MANAGEMENT’S ABILITY TO EXECUTE

Has the company met analyst expectation? Have they hit that mark consistently? Look for companies that regularly beat the street. It sounds simple, but that’s why Hodson likes it.

“What we look for is momentum, a company that can under promise and over deliver,” said Hodson.

 

 

TSX Venture Exchange: How are ‘zombie’ companies surviving? $ 500,000 To List Your Venture

Image result for stock market cartoons 2014

 

However one feels about the debate, all would agree that Mr. Bass’s research paints a frightening portrait of Canada’s junior exploration sector. It raises questions about how hundreds of tiny resource companies can continue to exist. Sources said that auditors are offering these companies cut-rate fees to maintain their viability.

The big numbers are grim: by Mr. Bass’s calculation, these “zombies” have combined negative working capital of greater than $2 billion. Raising money has become impossible for many of these junior firms as market conditions have deteriorated over the past few years. Now they are just “walking dead” companies with no serious prospects that pose a threat to investors looking at the sector- but an opportunity for his clients to gain a listing for about $500,000 Canadian cash investment and annual listing and audut fees of $35,000.

So why are they still around? Mr. Bass noted that TMX Group Inc. is a profitable corporation that relies on listing fees for revenue. He believes the exchange is failing to enforce its own rules, and also blames auditors and securities regulators for not doing enough to crack down on these companies and protect investors.

In some cases, the accounts payable in these tiny companies are owed largely to insiders, which shows they are putting their own money in to keep the firms going.

There is a legitimate debate to be had on whether it is in the interests of investors to have companies such as these on the public markets.

More Application Not More Analysis Is Needed

Do you have a tax  strategy ?

The most important thing that you MUST do is seek advice from a qualified advisor – Jack A. Bass, B.A. LL.B. (someone who understands international tax jurisdictions and tax law) . Your advisor must understand the benefits of particular offshore jurisdictions. It is your responsibility to take action.

 

Contact Information:

To learn more (at no cost or obligation)

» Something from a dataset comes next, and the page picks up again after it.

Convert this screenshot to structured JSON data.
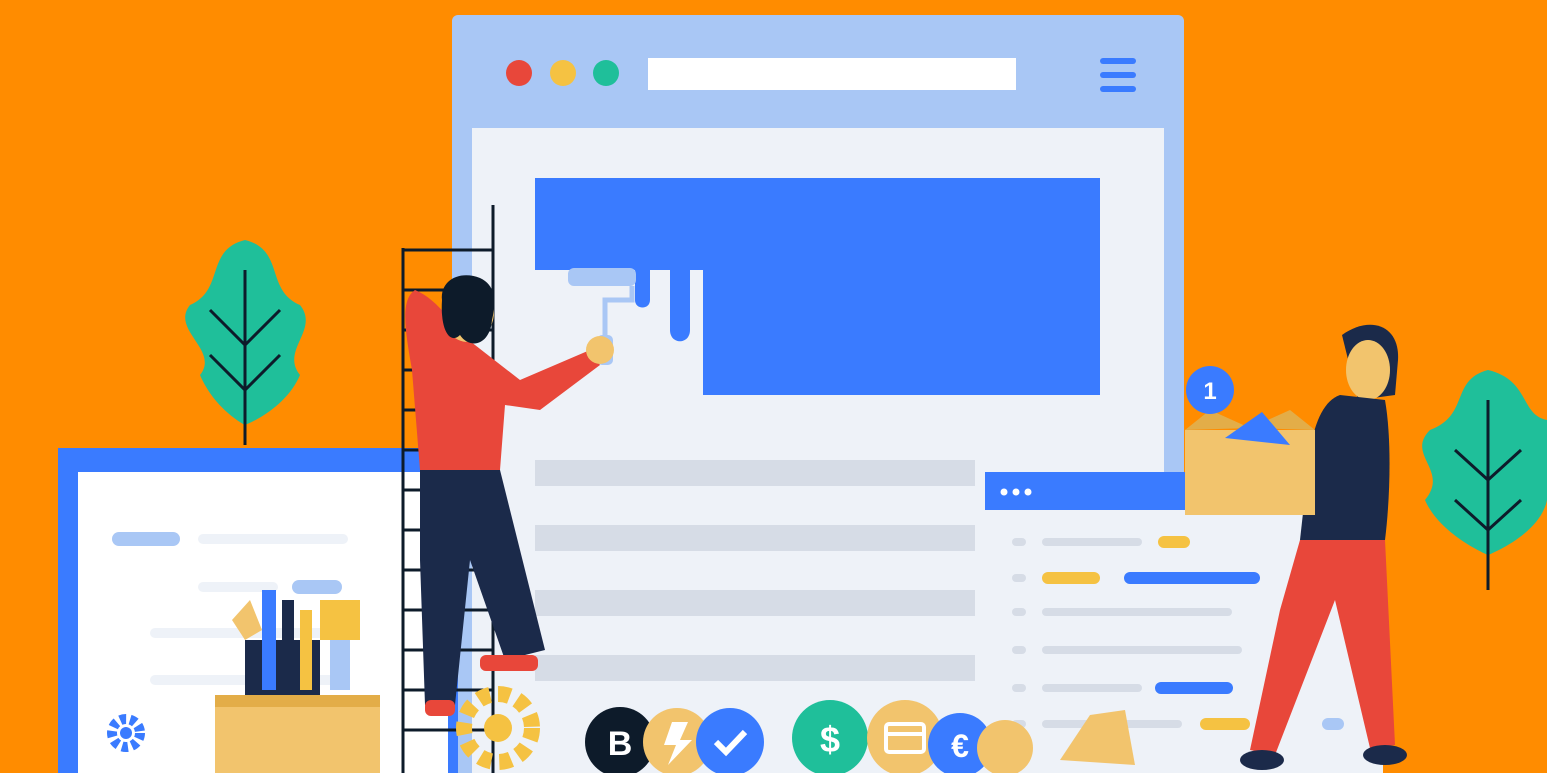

Email info@jackbassteam.com  OR

Telephone  Jack direct at 604-858-3202

Monday – Friday 10:00- 4:00 Pacific Time Zone ( same as Los Angeles)

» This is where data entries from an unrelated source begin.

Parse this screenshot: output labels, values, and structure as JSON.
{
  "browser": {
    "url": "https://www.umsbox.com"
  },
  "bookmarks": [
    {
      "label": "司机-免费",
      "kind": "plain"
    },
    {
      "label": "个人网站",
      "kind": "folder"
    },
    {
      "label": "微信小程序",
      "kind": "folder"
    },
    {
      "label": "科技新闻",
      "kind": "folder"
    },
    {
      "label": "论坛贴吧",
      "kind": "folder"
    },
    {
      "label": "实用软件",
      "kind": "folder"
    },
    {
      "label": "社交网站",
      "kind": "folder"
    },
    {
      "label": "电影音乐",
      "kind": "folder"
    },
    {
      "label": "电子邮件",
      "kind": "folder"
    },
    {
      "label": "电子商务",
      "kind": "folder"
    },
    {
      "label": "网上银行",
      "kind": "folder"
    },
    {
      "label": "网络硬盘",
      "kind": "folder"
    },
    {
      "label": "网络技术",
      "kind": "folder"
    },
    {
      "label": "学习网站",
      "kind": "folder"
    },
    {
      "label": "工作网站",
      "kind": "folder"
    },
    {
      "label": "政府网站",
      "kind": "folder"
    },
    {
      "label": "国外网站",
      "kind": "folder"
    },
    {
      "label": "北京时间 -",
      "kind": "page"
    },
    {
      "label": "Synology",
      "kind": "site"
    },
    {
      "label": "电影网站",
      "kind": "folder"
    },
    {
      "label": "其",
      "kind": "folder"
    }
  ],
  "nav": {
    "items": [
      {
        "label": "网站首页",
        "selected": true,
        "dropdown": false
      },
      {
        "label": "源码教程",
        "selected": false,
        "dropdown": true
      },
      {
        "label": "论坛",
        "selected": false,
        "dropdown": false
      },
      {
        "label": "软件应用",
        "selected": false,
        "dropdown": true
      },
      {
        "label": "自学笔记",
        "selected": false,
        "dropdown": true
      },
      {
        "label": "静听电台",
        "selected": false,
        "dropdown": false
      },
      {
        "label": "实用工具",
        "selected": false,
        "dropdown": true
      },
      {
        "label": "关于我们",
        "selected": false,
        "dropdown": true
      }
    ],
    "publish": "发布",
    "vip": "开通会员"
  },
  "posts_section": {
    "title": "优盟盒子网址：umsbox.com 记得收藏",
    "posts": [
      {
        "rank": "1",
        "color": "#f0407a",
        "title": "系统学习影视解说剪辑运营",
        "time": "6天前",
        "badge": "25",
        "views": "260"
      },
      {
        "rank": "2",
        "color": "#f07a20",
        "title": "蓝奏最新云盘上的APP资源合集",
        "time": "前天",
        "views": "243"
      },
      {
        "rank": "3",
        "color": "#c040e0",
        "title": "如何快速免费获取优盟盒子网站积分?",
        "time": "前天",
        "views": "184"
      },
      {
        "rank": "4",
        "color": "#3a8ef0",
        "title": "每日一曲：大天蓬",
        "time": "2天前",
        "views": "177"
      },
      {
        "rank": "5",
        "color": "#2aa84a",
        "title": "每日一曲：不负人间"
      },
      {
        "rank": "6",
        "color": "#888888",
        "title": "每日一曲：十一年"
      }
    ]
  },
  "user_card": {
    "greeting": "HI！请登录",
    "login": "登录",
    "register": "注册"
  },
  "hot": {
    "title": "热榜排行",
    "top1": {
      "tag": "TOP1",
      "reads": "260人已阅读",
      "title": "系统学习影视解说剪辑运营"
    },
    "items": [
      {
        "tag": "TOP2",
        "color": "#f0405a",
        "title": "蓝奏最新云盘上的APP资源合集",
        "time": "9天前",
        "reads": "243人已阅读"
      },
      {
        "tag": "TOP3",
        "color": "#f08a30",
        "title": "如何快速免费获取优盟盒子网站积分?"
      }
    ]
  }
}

Do You Have A Plan – or are you just planning to think about a plan ?